Chop leek in half then slice into ½ thick pieces. In a large skillet heat oil over medium heat, add leek, sauté until softened about 5 minutes then add garlic and cook for another minute. Stir in wine, thyme, cumin, sage and bring to a boil, then add beans. Sauté for 2-3 minutes until most of wine has been reduced. Remove from heat and let cool enough to handle.

While mixture is cooling preheat oven to 375 degrees and line a large baking sheet with parchment paper. If desired fold squash and chopped holiday meatless roast into beans, or don’t if you want a layered empanada. Brush a dough round lightly with soy creamer, add about 2 ½ tablespoons of filling total, either half bean/squash mix or separate layers and plunk a roasted Brussels sprout in the center. Fold over dough, crimp or braid, gently place on baking sheet and brush with more soy creamer. Bake for 30-35 minutes until golden, turning baking sheet half way through for even browning. Let cool for a few minutes (filling will be piping hot!) and serve with cranberry chimichurri.

Cranberry Chimichurri Relish

makes about 2 cups relish

I use less than ¾ cup of sugar, but if you want it sweeter add up to 1 cup, tasting as you go.

12 oz fresh cranberries

2 tablespoons fresh orange juice

1 tablespoon lime juice

grated zest from 1 orange

¾ -1 cup sugar

1 1/2 teaspoons sweet or hot smoked paprika (obviously hot paprika will make this spicy, so go easy if not accustomed to using)

pinch allspice

Clean and dry cranberries. In a food processor bowl pulse all ingredients until a chunky relish forms, scrapping the sides of the bowl occasionally with a rubber spatula. Taste and season with more lime juice if desired. Store in a glass container tightly covered and let stand overnight or minimum 2 hours before serving to allow flavors to blend.

Wheat Empanada Dough

makes 12 large six inch diameter dough rounds

Tip: Drop a few ice cubes in the water for colder water that helps keep the gluten strands in the dough shorter. Shorter gluten equals more tender pastry. And tender pastry equals tender, more loving empanadas.

2 cups white whole wheat flour

1 cup all purpose flour

1 3/4 teaspoons kosher salt

1/4 teaspoon baking soda

8 tablespoons chilled non-hydrogenated shortening

2 tablespoons chilled vegan margarine

3/4 cup or more cold water

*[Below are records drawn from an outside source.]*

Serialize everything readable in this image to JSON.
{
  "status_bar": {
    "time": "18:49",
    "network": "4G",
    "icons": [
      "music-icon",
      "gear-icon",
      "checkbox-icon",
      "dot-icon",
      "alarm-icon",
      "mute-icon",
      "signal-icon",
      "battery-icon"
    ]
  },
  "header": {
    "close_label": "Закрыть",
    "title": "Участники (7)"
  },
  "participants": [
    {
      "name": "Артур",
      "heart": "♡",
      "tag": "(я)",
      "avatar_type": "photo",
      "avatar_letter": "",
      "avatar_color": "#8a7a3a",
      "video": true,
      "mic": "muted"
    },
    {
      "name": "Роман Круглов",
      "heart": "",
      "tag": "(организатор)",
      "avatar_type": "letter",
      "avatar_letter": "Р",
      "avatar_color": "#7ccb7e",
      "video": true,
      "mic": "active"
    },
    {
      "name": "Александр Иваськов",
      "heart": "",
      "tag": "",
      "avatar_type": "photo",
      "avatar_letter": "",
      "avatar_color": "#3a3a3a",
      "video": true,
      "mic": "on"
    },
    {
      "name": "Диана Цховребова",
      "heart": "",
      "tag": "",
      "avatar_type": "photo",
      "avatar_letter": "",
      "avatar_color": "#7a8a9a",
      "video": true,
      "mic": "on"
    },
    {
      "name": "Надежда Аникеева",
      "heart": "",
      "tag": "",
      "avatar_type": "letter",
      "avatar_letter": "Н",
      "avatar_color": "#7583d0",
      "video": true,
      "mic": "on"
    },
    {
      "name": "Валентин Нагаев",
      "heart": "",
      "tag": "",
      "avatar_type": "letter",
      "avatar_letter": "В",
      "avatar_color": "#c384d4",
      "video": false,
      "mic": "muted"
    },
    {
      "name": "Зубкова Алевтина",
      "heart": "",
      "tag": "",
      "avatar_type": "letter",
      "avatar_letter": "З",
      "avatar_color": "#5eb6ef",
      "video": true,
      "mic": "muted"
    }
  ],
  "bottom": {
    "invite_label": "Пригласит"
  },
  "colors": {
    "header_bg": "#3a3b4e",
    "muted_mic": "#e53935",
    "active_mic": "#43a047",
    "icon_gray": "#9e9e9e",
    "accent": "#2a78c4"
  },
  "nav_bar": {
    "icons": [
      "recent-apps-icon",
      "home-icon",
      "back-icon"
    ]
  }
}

In a food processor bowl pulse together flour, salt and baking soda for a few seconds. Slice shortening and margarine into 1/2 inch chunks, add to food processor and pulse. Pour flour/shortening mixture into a large bowl and stream in cold water while mixing with fingers. Continue adding just enough water until to form a soft and stretchy dough. Briefly knead a few times, separate into four balls and flatten each into a disc about an inch thick and wrap tightly with plastic wrap. Handle the dough minimally to keep it from getting tough. Chill overnight or for at least 4 hours.

Tear 12 pieces of waxed paper about 7 inches wide. Lightly dust with flour rolling surface and a rolling pin. Roll one of the dough discs about 3/8th thick, stretching and pulling the dough a little if necessary. To keep dough from getting too tough use long rolling motions on dough, occasionally lifting the dough by the edges and turning it a little to ensure even thickness throughout. Using a 6-inch diameter bowl pressed into the dough as a guide to cut circles, take a small sharp paring knife and run it around the edge of the bowl to cut out circles. Or use a huge round cookie or biscuit cutter. Stack circles of dough on top of one another, using small squares of waxed paper or plastic wrap to separate each piece to keep from sticking. Chill dough scraps and repeat rolling and cutting with remaining dough disc. Gather up all the remaining dough scraps, re-roll only one more time and cut out as many circles as possible. Chill rounds while preparing the filling or store in the refrigerator for up to a week, tightly wrapped in plastic to keep from drying out. Keep chilled until ready to fill and bake.